Records from a dataset:
-*-*-
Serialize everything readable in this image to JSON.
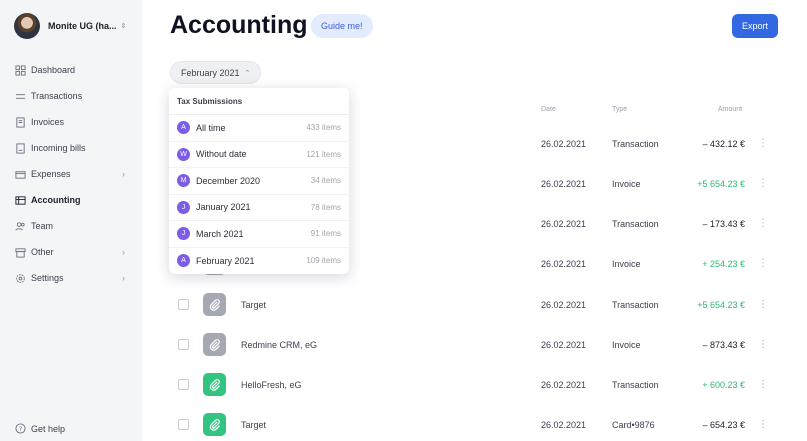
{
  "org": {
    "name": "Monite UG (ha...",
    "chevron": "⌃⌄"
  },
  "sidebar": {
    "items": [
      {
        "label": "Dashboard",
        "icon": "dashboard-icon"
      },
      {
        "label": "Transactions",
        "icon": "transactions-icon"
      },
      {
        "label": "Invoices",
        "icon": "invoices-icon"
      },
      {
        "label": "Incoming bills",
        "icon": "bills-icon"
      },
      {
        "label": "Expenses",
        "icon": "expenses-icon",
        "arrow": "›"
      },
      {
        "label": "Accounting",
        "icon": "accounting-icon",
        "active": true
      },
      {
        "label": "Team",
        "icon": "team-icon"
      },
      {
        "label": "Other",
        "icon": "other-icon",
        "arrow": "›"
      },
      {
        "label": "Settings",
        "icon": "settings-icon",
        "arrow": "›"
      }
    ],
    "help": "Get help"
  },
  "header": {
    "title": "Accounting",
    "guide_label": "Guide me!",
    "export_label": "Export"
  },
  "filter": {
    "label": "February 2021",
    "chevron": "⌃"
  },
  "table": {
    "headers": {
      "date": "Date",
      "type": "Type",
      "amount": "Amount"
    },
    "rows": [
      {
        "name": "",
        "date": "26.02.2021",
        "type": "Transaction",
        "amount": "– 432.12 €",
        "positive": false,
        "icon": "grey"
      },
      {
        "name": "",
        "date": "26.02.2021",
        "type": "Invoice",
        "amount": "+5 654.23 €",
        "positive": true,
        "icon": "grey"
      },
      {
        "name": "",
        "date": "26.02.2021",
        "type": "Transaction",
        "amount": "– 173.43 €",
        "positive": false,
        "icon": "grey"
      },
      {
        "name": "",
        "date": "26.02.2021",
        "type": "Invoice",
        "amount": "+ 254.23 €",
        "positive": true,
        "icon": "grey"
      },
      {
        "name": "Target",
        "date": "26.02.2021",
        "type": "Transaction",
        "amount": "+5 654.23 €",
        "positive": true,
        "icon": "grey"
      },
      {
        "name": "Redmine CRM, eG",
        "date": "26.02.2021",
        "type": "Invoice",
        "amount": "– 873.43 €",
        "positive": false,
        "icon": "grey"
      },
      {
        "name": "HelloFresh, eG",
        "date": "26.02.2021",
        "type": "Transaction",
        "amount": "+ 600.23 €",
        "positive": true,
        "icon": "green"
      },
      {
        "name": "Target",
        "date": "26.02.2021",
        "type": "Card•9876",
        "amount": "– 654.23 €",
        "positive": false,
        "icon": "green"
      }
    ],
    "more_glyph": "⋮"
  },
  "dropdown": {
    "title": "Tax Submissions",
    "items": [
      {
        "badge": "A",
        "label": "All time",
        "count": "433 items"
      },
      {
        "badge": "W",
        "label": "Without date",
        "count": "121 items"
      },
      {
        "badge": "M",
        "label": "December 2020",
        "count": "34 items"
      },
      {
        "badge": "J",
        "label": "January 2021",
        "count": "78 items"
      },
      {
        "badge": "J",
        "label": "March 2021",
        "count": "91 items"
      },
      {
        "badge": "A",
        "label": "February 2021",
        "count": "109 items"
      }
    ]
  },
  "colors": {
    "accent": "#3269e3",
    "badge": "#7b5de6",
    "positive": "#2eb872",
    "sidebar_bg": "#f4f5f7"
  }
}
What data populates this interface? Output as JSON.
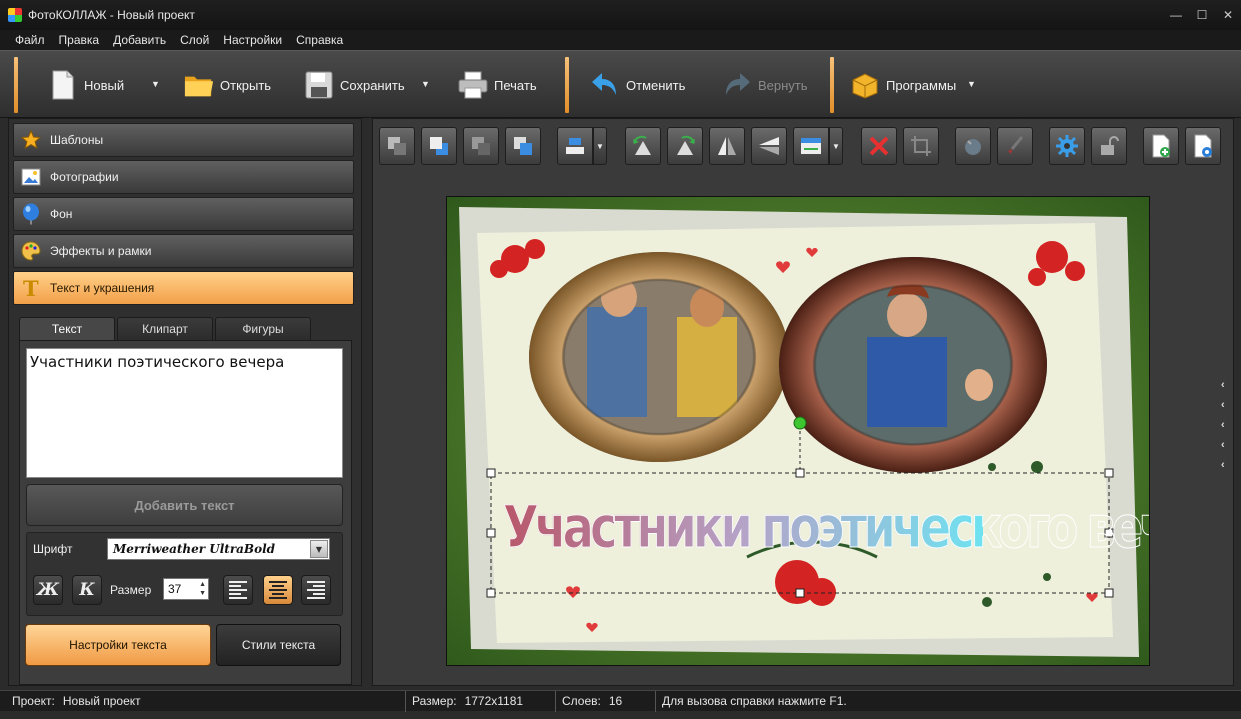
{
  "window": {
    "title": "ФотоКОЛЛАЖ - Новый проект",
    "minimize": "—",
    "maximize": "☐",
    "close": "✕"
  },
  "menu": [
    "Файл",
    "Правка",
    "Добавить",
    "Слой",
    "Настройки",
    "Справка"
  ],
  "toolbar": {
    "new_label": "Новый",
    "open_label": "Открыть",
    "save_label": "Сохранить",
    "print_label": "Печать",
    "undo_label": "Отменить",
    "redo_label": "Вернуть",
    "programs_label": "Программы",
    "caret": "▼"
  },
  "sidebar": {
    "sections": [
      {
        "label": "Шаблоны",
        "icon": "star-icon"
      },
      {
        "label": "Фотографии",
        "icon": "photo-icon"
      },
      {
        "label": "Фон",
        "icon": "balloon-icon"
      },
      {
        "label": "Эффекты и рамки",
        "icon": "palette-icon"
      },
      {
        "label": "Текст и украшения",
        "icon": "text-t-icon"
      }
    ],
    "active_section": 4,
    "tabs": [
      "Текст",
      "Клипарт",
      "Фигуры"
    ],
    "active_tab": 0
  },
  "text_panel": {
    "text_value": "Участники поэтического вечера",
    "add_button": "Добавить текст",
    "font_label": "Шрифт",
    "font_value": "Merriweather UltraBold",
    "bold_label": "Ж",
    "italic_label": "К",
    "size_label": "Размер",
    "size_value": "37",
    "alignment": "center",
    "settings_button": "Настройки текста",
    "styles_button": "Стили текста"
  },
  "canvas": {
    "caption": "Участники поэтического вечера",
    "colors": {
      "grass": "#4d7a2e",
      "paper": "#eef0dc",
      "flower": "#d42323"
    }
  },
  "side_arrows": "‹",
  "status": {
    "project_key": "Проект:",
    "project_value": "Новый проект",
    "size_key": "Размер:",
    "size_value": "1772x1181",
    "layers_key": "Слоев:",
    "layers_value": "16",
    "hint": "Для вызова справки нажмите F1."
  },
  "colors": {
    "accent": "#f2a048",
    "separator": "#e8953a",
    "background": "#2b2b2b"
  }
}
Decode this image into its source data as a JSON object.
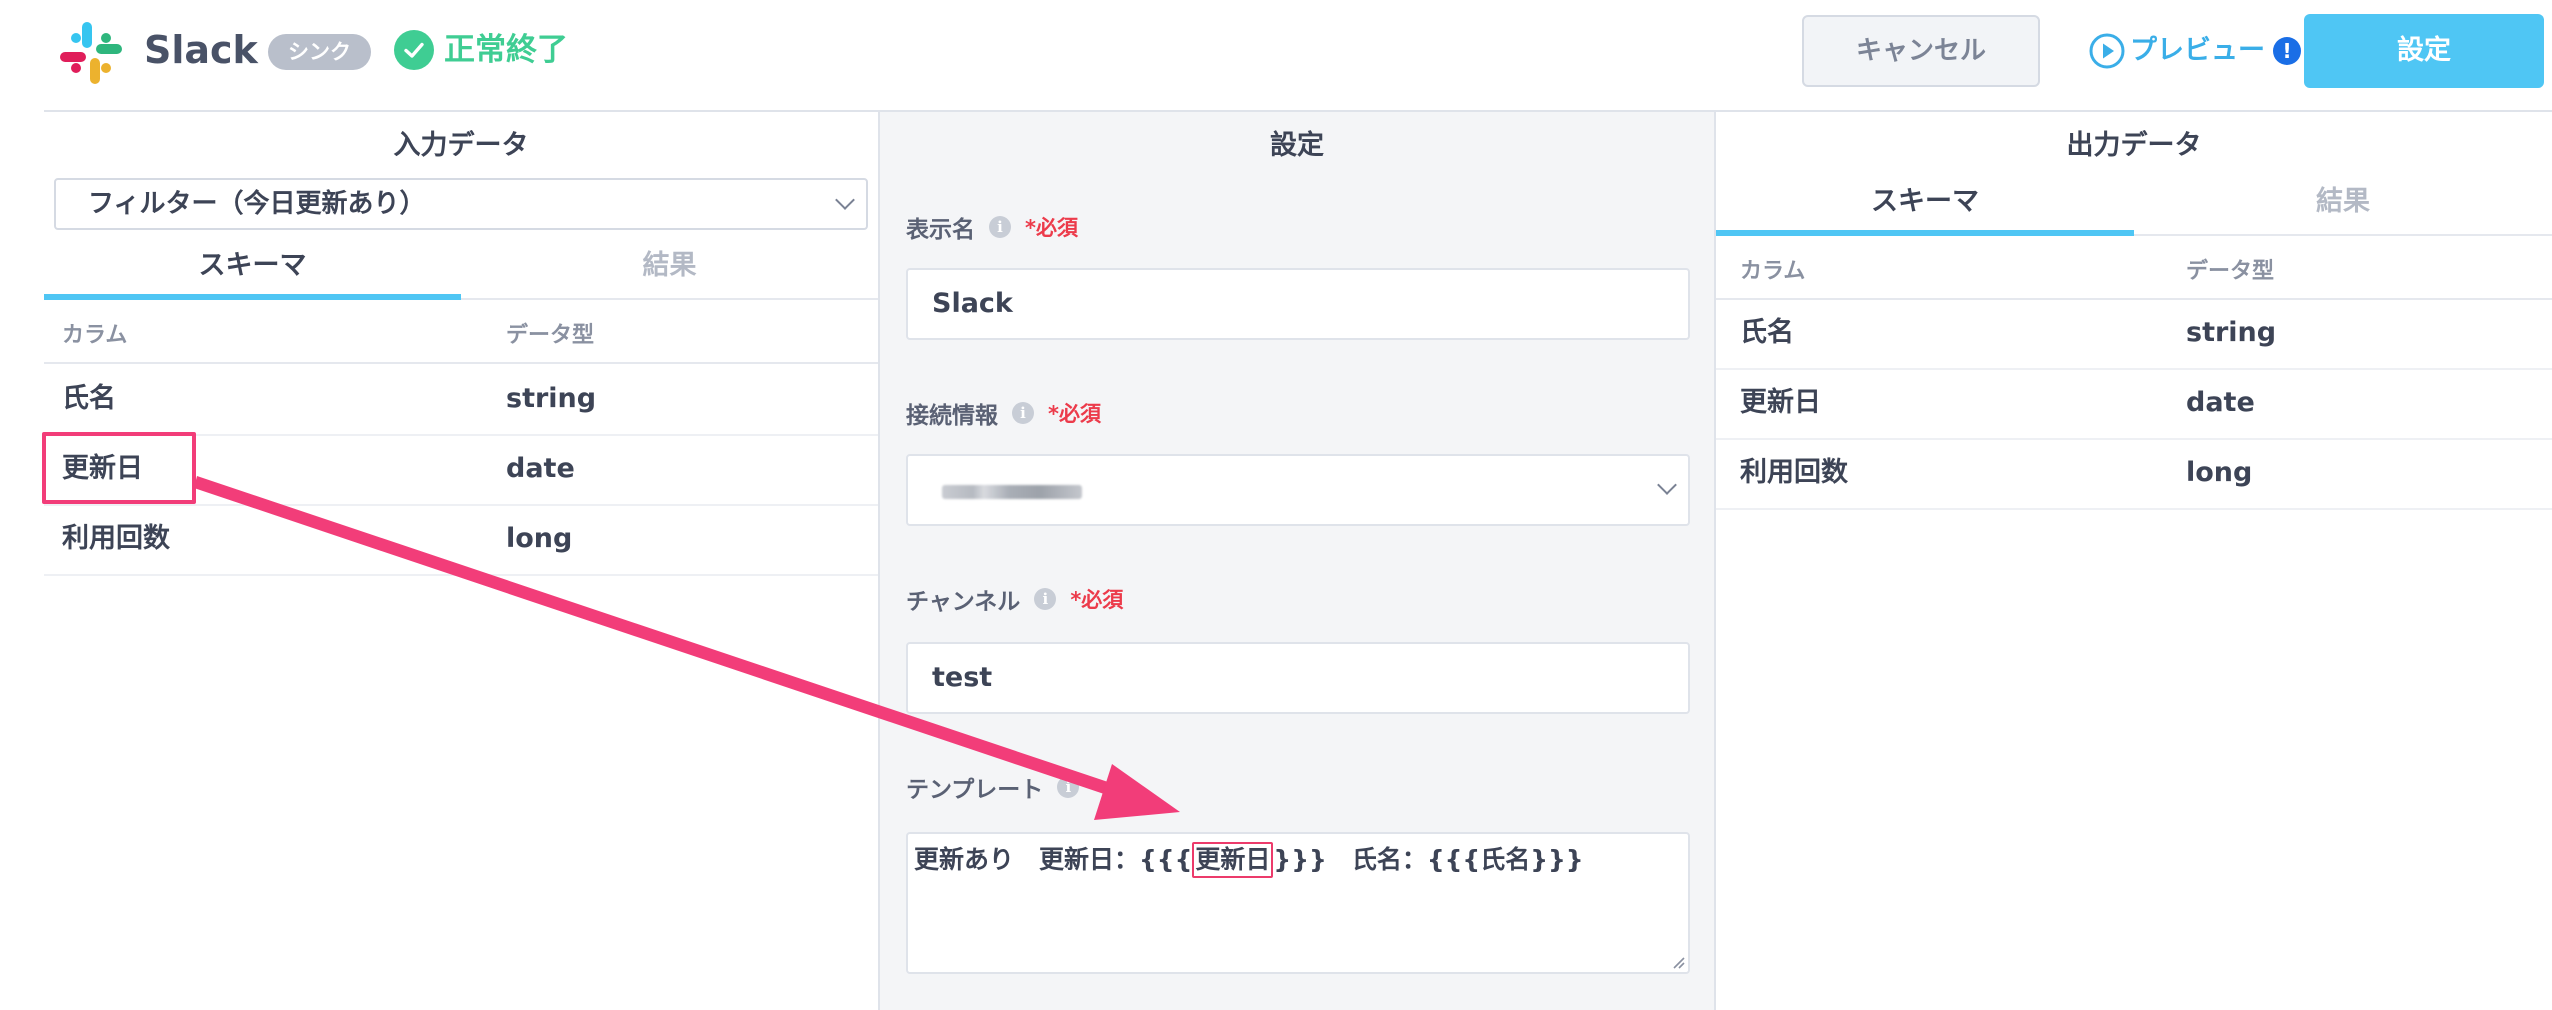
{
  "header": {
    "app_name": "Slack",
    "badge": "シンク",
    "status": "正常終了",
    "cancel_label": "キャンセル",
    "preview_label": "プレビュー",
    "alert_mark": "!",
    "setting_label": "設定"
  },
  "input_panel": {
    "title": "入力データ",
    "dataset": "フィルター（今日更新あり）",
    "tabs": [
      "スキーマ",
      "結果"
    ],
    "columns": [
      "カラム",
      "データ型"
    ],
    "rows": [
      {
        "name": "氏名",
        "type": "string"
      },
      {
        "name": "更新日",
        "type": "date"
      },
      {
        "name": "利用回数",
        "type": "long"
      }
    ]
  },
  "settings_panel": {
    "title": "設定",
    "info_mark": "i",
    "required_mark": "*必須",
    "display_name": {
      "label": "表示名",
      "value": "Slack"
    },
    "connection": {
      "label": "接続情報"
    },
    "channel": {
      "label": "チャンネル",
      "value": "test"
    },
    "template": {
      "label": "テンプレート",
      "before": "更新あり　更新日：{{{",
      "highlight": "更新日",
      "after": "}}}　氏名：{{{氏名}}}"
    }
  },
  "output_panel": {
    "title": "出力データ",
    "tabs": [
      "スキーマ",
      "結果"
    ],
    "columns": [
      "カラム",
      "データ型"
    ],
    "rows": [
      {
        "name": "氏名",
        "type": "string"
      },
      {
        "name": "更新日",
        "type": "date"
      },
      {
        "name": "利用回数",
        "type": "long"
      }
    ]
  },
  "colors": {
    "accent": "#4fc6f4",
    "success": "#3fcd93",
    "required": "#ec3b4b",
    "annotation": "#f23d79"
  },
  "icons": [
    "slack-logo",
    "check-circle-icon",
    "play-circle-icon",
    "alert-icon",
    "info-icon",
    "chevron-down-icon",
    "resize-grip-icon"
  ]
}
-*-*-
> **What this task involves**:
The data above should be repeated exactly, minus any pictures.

> **Output of the task**:
Serialize everything readable in this image to JSON.
{
  "org": {
    "name": "Monite UG (ha...",
    "chevron": "⌃⌄"
  },
  "sidebar": {
    "items": [
      {
        "label": "Dashboard",
        "icon": "dashboard-icon"
      },
      {
        "label": "Transactions",
        "icon": "transactions-icon"
      },
      {
        "label": "Invoices",
        "icon": "invoices-icon"
      },
      {
        "label": "Incoming bills",
        "icon": "bills-icon"
      },
      {
        "label": "Expenses",
        "icon": "expenses-icon",
        "arrow": "›"
      },
      {
        "label": "Accounting",
        "icon": "accounting-icon",
        "active": true
      },
      {
        "label": "Team",
        "icon": "team-icon"
      },
      {
        "label": "Other",
        "icon": "other-icon",
        "arrow": "›"
      },
      {
        "label": "Settings",
        "icon": "settings-icon",
        "arrow": "›"
      }
    ],
    "help": "Get help"
  },
  "header": {
    "title": "Accounting",
    "guide_label": "Guide me!",
    "export_label": "Export"
  },
  "filter": {
    "label": "February 2021",
    "chevron": "⌃"
  },
  "table": {
    "headers": {
      "date": "Date",
      "type": "Type",
      "amount": "Amount"
    },
    "rows": [
      {
        "name": "",
        "date": "26.02.2021",
        "type": "Transaction",
        "amount": "– 432.12 €",
        "positive": false,
        "icon": "grey"
      },
      {
        "name": "",
        "date": "26.02.2021",
        "type": "Invoice",
        "amount": "+5 654.23 €",
        "positive": true,
        "icon": "grey"
      },
      {
        "name": "",
        "date": "26.02.2021",
        "type": "Transaction",
        "amount": "– 173.43 €",
        "positive": false,
        "icon": "grey"
      },
      {
        "name": "",
        "date": "26.02.2021",
        "type": "Invoice",
        "amount": "+ 254.23 €",
        "positive": true,
        "icon": "grey"
      },
      {
        "name": "Target",
        "date": "26.02.2021",
        "type": "Transaction",
        "amount": "+5 654.23 €",
        "positive": true,
        "icon": "grey"
      },
      {
        "name": "Redmine CRM, eG",
        "date": "26.02.2021",
        "type": "Invoice",
        "amount": "– 873.43 €",
        "positive": false,
        "icon": "grey"
      },
      {
        "name": "HelloFresh, eG",
        "date": "26.02.2021",
        "type": "Transaction",
        "amount": "+ 600.23 €",
        "positive": true,
        "icon": "green"
      },
      {
        "name": "Target",
        "date": "26.02.2021",
        "type": "Card•9876",
        "amount": "– 654.23 €",
        "positive": false,
        "icon": "green"
      }
    ],
    "more_glyph": "⋮"
  },
  "dropdown": {
    "title": "Tax Submissions",
    "items": [
      {
        "badge": "A",
        "label": "All time",
        "count": "433 items"
      },
      {
        "badge": "W",
        "label": "Without date",
        "count": "121 items"
      },
      {
        "badge": "M",
        "label": "December 2020",
        "count": "34 items"
      },
      {
        "badge": "J",
        "label": "January 2021",
        "count": "78 items"
      },
      {
        "badge": "J",
        "label": "March 2021",
        "count": "91 items"
      },
      {
        "badge": "A",
        "label": "February 2021",
        "count": "109 items"
      }
    ]
  },
  "colors": {
    "accent": "#3269e3",
    "badge": "#7b5de6",
    "positive": "#2eb872",
    "sidebar_bg": "#f4f5f7"
  }
}
What data populates this interface? Output as JSON.
{
  "window": {
    "title": "ФотоКОЛЛАЖ - Новый проект",
    "minimize": "—",
    "maximize": "☐",
    "close": "✕"
  },
  "menu": [
    "Файл",
    "Правка",
    "Добавить",
    "Слой",
    "Настройки",
    "Справка"
  ],
  "toolbar": {
    "new_label": "Новый",
    "open_label": "Открыть",
    "save_label": "Сохранить",
    "print_label": "Печать",
    "undo_label": "Отменить",
    "redo_label": "Вернуть",
    "programs_label": "Программы",
    "caret": "▼"
  },
  "sidebar": {
    "sections": [
      {
        "label": "Шаблоны",
        "icon": "star-icon"
      },
      {
        "label": "Фотографии",
        "icon": "photo-icon"
      },
      {
        "label": "Фон",
        "icon": "balloon-icon"
      },
      {
        "label": "Эффекты и рамки",
        "icon": "palette-icon"
      },
      {
        "label": "Текст и украшения",
        "icon": "text-t-icon"
      }
    ],
    "active_section": 4,
    "tabs": [
      "Текст",
      "Клипарт",
      "Фигуры"
    ],
    "active_tab": 0
  },
  "text_panel": {
    "text_value": "Участники поэтического вечера",
    "add_button": "Добавить текст",
    "font_label": "Шрифт",
    "font_value": "Merriweather UltraBold",
    "bold_label": "Ж",
    "italic_label": "К",
    "size_label": "Размер",
    "size_value": "37",
    "alignment": "center",
    "settings_button": "Настройки текста",
    "styles_button": "Стили текста"
  },
  "canvas": {
    "caption": "Участники поэтического вечера",
    "colors": {
      "grass": "#4d7a2e",
      "paper": "#eef0dc",
      "flower": "#d42323"
    }
  },
  "side_arrows": "‹",
  "status": {
    "project_key": "Проект:",
    "project_value": "Новый проект",
    "size_key": "Размер:",
    "size_value": "1772x1181",
    "layers_key": "Слоев:",
    "layers_value": "16",
    "hint": "Для вызова справки нажмите F1."
  },
  "colors": {
    "accent": "#f2a048",
    "separator": "#e8953a",
    "background": "#2b2b2b"
  }
}
Decode this image into its source data as a JSON object.
{
  "header": {
    "app_name": "Slack",
    "badge": "シンク",
    "status": "正常終了",
    "cancel_label": "キャンセル",
    "preview_label": "プレビュー",
    "alert_mark": "!",
    "setting_label": "設定"
  },
  "input_panel": {
    "title": "入力データ",
    "dataset": "フィルター（今日更新あり）",
    "tabs": [
      "スキーマ",
      "結果"
    ],
    "columns": [
      "カラム",
      "データ型"
    ],
    "rows": [
      {
        "name": "氏名",
        "type": "string"
      },
      {
        "name": "更新日",
        "type": "date"
      },
      {
        "name": "利用回数",
        "type": "long"
      }
    ]
  },
  "settings_panel": {
    "title": "設定",
    "info_mark": "i",
    "required_mark": "*必須",
    "display_name": {
      "label": "表示名",
      "value": "Slack"
    },
    "connection": {
      "label": "接続情報"
    },
    "channel": {
      "label": "チャンネル",
      "value": "test"
    },
    "template": {
      "label": "テンプレート",
      "before": "更新あり　更新日：{{{",
      "highlight": "更新日",
      "after": "}}}　氏名：{{{氏名}}}"
    }
  },
  "output_panel": {
    "title": "出力データ",
    "tabs": [
      "スキーマ",
      "結果"
    ],
    "columns": [
      "カラム",
      "データ型"
    ],
    "rows": [
      {
        "name": "氏名",
        "type": "string"
      },
      {
        "name": "更新日",
        "type": "date"
      },
      {
        "name": "利用回数",
        "type": "long"
      }
    ]
  },
  "colors": {
    "accent": "#4fc6f4",
    "success": "#3fcd93",
    "required": "#ec3b4b",
    "annotation": "#f23d79"
  },
  "icons": [
    "slack-logo",
    "check-circle-icon",
    "play-circle-icon",
    "alert-icon",
    "info-icon",
    "chevron-down-icon",
    "resize-grip-icon"
  ]
}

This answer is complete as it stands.